A second piece of the puzzle is what can be done in orbit, she added, referring to low earth orbit, or LEO, an orbit around Earth whose altitude is between 99 and 1,200 miles.
“We’re doing some amazing work with geo[synchronous]-robotics and rethinking [geostationary Earth orbit]-architectures once you have an asset that would allow you to extend the life or do inspection or simple repairs at GEO, which is something you can’t do today.
GEO is a stable region of space 22,370 miles from Earth. Because the orbital period matches almost exactly the time it takes for Earth to rotate on its axis in a day, objects in GEO seem to be hovering directly over one place on the planet, Pamela Melroy, deputy director of DARPA’s Tactical Technology Office and a former astronaut, said last year during a DARPA forum.
And because GEO is a stable environment for machines — but hostile for people because of high radiation levels — DARPA thinks the key technology there is space robotics, Melroy said.
DARPA’s Phoenix program seeks to enable GEO robotics servicing and asset life extension while developing new satellite architectures to reduce the cost of space-based systems.
The program’s goal is to develop and demonstrate technologies that make it possible to inspect and robotically service cooperative space systems in GEO and to validate new satellite assembly architectures.
Phoenix has achieved promising Phase 1 results and has awarded eight companies prime contracts for Phase 2 efforts. Phase 1 showed the feasibility of the agency’s robotic tools and assembly techniques, and validated the concept that new satellites could be built on orbit by physically aggregating “satlets” in space, according to DARPA.
Satlets are small independent modules that can attach together to create a new low-cost, modular satellite architecture, DARPA says. Satlets incorporate essential satellite functionality — power supplies, movement controls, sensors and others — and share data, power and thermal management capabilities.
DARPA now is working to validate the technical concept of satlets in LEO, DARPA says.
In her remarks at the Defense One Summit, Prabhakar discussed what she called “big bets” that DARPA places in breakthrough technologies.

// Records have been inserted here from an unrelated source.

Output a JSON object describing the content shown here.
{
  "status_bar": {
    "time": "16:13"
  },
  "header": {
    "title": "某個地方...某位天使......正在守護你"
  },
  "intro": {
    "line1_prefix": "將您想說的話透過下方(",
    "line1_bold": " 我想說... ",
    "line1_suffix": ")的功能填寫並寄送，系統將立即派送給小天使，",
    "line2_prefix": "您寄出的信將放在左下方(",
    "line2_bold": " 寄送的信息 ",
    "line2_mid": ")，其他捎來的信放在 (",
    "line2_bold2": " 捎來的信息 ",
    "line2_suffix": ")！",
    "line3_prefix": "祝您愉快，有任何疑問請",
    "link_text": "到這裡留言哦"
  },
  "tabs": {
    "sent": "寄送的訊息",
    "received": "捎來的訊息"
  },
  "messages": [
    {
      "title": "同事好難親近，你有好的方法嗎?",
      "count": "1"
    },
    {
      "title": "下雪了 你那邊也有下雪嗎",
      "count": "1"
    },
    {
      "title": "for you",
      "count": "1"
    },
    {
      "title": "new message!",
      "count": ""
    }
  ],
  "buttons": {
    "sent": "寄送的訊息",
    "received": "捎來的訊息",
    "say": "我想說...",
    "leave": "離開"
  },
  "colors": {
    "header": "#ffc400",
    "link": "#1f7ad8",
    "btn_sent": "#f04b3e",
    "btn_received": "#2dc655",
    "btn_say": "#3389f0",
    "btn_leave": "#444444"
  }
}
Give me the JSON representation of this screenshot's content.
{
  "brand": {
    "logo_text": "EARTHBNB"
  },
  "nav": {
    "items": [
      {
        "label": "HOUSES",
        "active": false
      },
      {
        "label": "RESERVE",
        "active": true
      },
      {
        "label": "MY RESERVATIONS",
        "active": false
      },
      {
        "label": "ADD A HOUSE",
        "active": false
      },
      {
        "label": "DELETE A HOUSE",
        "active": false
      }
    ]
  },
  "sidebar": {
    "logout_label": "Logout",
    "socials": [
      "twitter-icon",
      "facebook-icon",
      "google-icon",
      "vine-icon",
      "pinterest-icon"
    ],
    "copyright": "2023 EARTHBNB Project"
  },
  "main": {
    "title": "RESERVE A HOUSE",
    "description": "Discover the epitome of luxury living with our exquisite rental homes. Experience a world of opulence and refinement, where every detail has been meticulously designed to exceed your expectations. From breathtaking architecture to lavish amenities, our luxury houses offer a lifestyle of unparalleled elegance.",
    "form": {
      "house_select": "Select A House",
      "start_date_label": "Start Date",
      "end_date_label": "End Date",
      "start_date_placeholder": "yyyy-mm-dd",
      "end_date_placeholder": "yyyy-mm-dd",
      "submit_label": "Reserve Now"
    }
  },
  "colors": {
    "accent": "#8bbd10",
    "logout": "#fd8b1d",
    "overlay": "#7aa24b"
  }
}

“I think space, a completely new architecture for space that makes it robust, resilient and real-time, that would be a revolution,” she said, “and I think it’s something that could happen with some of the bets that we’re placing.”
(Follow Cheryl Pellerin on Twitter: @PellerinDoDNews)